The viginettes and scenes are amazing, Pele's audacious attempt to beat Viktor from 50 yards out in 1970, the father of Spanish player DiStefano in 62 flying in with a mysterious "magic linament" to heal his son, the "spontaneous" 1970 Mexican crowd that conveniently and noisly gathered outside the English team's hotel, keeping the players awake all night, before the match with Brazil, the blazing speed and mesmerizing moves of the deformed winger- Garrincha of Brazil, the cheeky "street" caper of Maradona's infamous "Hand of G-d" goal, the brave comebacks of Germany in 1982 and 1986, and so on.. You almost get the sense of being there on the field.

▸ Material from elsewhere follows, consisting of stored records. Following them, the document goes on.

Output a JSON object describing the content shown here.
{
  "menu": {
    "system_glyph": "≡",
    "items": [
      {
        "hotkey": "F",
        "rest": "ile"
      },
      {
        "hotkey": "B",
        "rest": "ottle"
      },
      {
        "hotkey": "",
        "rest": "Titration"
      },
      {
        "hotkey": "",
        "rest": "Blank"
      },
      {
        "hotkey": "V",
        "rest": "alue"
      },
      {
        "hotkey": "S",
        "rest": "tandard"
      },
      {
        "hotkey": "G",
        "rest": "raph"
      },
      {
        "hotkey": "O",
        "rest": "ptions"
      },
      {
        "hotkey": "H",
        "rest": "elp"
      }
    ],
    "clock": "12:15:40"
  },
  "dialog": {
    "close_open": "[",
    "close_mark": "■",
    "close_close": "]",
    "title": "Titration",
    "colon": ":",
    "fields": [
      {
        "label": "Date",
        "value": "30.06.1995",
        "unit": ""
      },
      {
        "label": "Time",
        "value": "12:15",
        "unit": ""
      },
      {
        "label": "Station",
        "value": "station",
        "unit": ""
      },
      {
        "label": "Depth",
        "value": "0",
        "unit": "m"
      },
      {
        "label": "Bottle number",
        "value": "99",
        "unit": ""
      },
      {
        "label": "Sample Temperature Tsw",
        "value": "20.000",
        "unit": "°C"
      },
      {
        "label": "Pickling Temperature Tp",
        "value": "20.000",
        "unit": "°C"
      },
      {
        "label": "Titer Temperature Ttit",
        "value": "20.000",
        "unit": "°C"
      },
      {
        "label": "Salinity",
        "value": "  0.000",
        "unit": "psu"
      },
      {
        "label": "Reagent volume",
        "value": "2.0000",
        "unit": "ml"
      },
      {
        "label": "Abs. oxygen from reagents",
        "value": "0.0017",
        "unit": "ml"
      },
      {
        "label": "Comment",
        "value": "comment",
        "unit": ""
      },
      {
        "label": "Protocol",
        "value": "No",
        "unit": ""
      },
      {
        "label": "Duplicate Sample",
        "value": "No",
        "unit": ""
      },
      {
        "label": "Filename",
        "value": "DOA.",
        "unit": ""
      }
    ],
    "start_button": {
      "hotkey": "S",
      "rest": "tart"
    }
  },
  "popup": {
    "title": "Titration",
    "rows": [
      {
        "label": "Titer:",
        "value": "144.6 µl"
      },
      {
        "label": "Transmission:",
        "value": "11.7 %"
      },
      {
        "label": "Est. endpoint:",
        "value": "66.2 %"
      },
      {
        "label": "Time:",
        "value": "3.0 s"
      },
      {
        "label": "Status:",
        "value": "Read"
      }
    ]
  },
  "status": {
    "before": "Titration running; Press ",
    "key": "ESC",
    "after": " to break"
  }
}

Those expecting a cheerleading tome for soccer officialdom would do best to look for another book. Glanville is not afraid to expose the seedy side of the game, nor criticize the FIFA bureaucracy, hooligan fans, coaches and abominable refereeing where warranted, nor do the cynical players and tactics escape his censure.
There are some minor quibbles. In his 1966 edition, Glanville correctly describes Brazil's swift right winger Garrincha as a mulatto, but in the 1970 edition, he is transformed into a South American Indian. In fact, Garrincha was part black, and this is confirmed in Joseph Page's book "The Brazilians". Of course with Brazil, racial categories are fuzzy, but Glanville does correctly point out that the introduction of black players in that country transformed the game. Some might object to Glanville even mentioning race, but it is interesting nevertheless to see the width of the Black Disapora, and the increasing blend of cultures in sports, and how sports can, in its own limited way, bring people together. Thanks to Glanvile, these glimpses range from "the Black Diamond" Leonidas of Brazil back in 1938, to the swift black winger Andrade of Uruguay circa 1950, to Gatejens, scorer of the shocking goal that upset England in 1950 (yes, the segregated, Jim Crow US had "colored" players), to the pantherine Eusebio and silky smooth Coluna of Portugal in 1966, to the corruscating Teofilo Cubillas of Peru of 1970, to the powerfully built sweeper, Tresor, of France, circa 1982.
Glanville's book is also invaluable for its many pictures of past players, particularly the older editions. All in all, a must read for every true soccer fan. Something for everyone- the young fan looking for heroes and pictures, the educated dabbler, or the hard-core afficionado.